Listed entries ->
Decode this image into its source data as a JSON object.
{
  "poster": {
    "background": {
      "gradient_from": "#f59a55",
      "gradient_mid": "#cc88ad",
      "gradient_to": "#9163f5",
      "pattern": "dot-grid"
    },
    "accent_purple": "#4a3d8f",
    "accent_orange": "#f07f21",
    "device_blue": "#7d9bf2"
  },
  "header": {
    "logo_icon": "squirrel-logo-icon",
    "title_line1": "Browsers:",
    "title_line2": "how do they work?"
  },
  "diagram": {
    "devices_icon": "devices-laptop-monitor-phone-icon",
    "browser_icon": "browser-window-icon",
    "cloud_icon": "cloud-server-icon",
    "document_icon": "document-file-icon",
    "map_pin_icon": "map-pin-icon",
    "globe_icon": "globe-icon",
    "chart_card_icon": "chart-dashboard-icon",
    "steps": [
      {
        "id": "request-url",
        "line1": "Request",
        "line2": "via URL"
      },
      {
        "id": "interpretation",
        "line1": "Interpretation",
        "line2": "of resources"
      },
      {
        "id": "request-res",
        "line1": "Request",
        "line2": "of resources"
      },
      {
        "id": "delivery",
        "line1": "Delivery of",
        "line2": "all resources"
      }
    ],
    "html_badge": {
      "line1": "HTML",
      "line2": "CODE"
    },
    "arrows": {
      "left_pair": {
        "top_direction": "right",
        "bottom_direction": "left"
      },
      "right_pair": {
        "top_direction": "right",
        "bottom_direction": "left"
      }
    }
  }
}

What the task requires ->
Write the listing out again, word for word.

Result of this task ->
Decode this image into its source data as a JSON object.
{
  "poster": {
    "background": {
      "gradient_from": "#f59a55",
      "gradient_mid": "#cc88ad",
      "gradient_to": "#9163f5",
      "pattern": "dot-grid"
    },
    "accent_purple": "#4a3d8f",
    "accent_orange": "#f07f21",
    "device_blue": "#7d9bf2"
  },
  "header": {
    "logo_icon": "squirrel-logo-icon",
    "title_line1": "Browsers:",
    "title_line2": "how do they work?"
  },
  "diagram": {
    "devices_icon": "devices-laptop-monitor-phone-icon",
    "browser_icon": "browser-window-icon",
    "cloud_icon": "cloud-server-icon",
    "document_icon": "document-file-icon",
    "map_pin_icon": "map-pin-icon",
    "globe_icon": "globe-icon",
    "chart_card_icon": "chart-dashboard-icon",
    "steps": [
      {
        "id": "request-url",
        "line1": "Request",
        "line2": "via URL"
      },
      {
        "id": "interpretation",
        "line1": "Interpretation",
        "line2": "of resources"
      },
      {
        "id": "request-res",
        "line1": "Request",
        "line2": "of resources"
      },
      {
        "id": "delivery",
        "line1": "Delivery of",
        "line2": "all resources"
      }
    ],
    "html_badge": {
      "line1": "HTML",
      "line2": "CODE"
    },
    "arrows": {
      "left_pair": {
        "top_direction": "right",
        "bottom_direction": "left"
      },
      "right_pair": {
        "top_direction": "right",
        "bottom_direction": "left"
      }
    }
  }
}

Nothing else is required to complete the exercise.